FIFA happy to put soccer and commercial interests ahead of politics

World Club World Cup

Soccer’s international governing body, FIFA, unanimously awarded China the right to host the World Club World Cup in 2021. The expanded club tournament will replace the Confederations Cup, the traditional international warm-up tournament for the World Cup hosts. It is set to feature 24 of the best teams from all of the various Confederations around the world. Of course, the human rights review that was introduced into the World Cup bidding process following criticism of the decision to award the tournament to Russia and Qatar has been swept under the rug. And besides, the situations in Hong Kong and Xinjiang will be long resolved by 2021, right?

The awarding of the rights to this new look, global soccer tournament to China looks like another step on the path to an eventual China-hosted World Cup.

Jeremy Lin set to make his CBA league debut for Beijing Ducks

Jeremy Lin preseason CBA debut

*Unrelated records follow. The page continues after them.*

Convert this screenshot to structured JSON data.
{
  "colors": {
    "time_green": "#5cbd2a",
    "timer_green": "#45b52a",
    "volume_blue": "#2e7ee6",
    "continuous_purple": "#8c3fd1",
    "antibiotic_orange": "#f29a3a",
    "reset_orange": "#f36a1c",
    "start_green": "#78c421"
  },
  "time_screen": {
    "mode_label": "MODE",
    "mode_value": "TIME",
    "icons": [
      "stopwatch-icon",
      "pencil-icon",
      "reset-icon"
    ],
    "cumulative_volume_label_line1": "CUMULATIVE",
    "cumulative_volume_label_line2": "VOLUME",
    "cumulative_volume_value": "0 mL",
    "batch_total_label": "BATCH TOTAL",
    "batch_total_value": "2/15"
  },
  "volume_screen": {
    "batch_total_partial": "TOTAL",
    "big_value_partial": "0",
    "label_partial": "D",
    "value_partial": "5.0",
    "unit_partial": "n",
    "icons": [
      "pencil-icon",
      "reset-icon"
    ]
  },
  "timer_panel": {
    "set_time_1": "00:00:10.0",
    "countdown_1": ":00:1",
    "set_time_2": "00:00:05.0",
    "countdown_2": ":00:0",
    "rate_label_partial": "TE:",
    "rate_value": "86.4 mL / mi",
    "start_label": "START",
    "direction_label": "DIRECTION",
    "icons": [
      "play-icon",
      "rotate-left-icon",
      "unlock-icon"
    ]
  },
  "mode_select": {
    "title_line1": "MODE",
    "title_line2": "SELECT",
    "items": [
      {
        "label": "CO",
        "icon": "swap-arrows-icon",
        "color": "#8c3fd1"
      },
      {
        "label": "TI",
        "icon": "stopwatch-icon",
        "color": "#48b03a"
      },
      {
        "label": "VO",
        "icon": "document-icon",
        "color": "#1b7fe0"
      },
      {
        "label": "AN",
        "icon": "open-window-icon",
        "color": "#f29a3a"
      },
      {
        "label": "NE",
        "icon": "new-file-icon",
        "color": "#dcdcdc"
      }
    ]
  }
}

Undoubtedly, the biggest story heading into the new CBA season is the arrival of former NBA star Jeremy Lin at the Beijing Ducks. His 40-point preseason debut for the Ducks against the Zhejiang Golden Bulls has raised the anticipation for his first official game this Sunday in Tianjin against the Tianjin Pioneers. Ducks fans will be hoping that Lin, who won the NBA championship last season with the Toronto Raptors, will be able to power their team to a deep playoff run, after the Ducks bowed out in the quarterfinals last year.

Kunlun Red Star ice hockey finally make their return to the capital

Kunlun Red Star

China’s top hockey side recently made their return to the capital after inexplicably starting their season in Shenzhen. The team, playing in Russia’s top league, the KHL, started their season in Shenzhen, and reports from inside the camp suggest that the players were unhappy with their set-up in the southern city, as they were forced to train on terrible ice miles away from the city center (the UFC was in Shenzhen and occupying the arena they should have played in).

Playing in Beijing’s far west in the Chinese Olympic winter sports base in Shougang, the team will be spearheading China’s Olympic ice hockey efforts with several Canadian- and American-born Chinese players leading the charge. After an inconsistent start, results have started to improve in recent weeks — the team is currently on a five-game winning streak, and sit at 9-10 on the season — with captain Brandon Yip and youngster Tyler Wong — currently the team’s top scorer — leading the way.


The China Sports Column runs every week on SupChina.